An attempt to break the world land-speed record is proving to be the perfect opportunity to put people to work in the Northern Cape.
As part of the Expanded Public Works Programme (EPWP) the Northern Cape Department of Roads and Public Works has hired 317 people to clear the site on which British duo Richard Noble and Andy Green will race their car. Noble, an engineer and adventurer, has always dreamt of setting a world land-speed record. After realising this dream almost 29 years ago, Noble along with daredevil driver Green, is now on a mission to break their own record. Noble reached his record of 1 019km/h driving a turbo-powered car named Thrust2 across the Nevada desert, in the US, in 1983. In 1997, he built an improved car called ThrustSSC and managed to beat his previous record by reaching an impressive 1 228km/h. This remains the current world land-speed record but Noble and Green are now aiming to better it by reaching 1 609km/h. They are currently working on improving the car, which will be a blend of a race car and a jet fighter plane using spaceship technology. With two engines installed, the supersonic car, once completed, will have the same power as 180 Formula One cars.

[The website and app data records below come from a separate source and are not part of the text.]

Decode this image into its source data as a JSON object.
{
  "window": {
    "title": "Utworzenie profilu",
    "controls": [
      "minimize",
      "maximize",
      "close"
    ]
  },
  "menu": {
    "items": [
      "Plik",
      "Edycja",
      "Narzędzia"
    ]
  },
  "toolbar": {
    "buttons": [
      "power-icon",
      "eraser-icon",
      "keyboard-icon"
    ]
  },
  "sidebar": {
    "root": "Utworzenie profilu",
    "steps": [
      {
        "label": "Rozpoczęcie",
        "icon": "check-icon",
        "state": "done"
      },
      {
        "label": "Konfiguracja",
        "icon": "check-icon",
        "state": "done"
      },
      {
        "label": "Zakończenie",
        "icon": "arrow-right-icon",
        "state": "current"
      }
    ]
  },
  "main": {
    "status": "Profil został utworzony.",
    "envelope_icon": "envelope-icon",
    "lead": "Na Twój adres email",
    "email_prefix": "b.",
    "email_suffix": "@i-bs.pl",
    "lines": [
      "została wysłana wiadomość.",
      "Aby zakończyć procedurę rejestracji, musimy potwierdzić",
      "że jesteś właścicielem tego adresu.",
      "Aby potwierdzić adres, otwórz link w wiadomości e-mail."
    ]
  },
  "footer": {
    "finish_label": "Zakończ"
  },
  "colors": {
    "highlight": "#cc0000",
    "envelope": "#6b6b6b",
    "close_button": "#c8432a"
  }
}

During its first test in the United Kingdom last October, the deafening sound of the car roared to that of five Boeing 747 planes taking off at the same time.
Finding a site to attempt the new record in 2016 was no easy task and after an extensive worldwide search using spaceshuttle radar data and satellite imagery, the team finally found the perfect spot - Hakskeenpan in the Northern Cape.
Hakskeenpan, situated 200km from Upington, is 16km long and flat and firm enough to support the car. Green, who is also a Royal Air Force pilot, will be the driving force behind the supersonic car.
To ensure the site is cleared and ready on time, the department of Roads and Public Works created work opportunities for unemployed community members from the neighbouring villages of Klein Mier, Groot Mier, Phialndersbron, Loubos and Rietfontein. The workers will clear the site of stones, pebbles and debris.
For Hendrik Kortman, this is the first time he has been employed in years. Kortman, who lost his legs in an accident a few years ago, does not let his disability get him down. Equipped with a spade and bucket he clears the track of cobbles and pebbles. With no family to help support him, Kortman says the money he earns will help him buy clothes and food.
“This job has given me hope. Government has given me the chance to have a better life,” he says.
The department has invested almost R7.5 million providing work opportunities for various communities, while at the same time creating the world’s best land-speed track.
“A bulldozer would have done this job within a short period of time but we deliberately chose to make it an EPWP project so that we could create job opportunities for our local communities,” said Northern Cape Roads and Public Works MEC Dawid Rooi.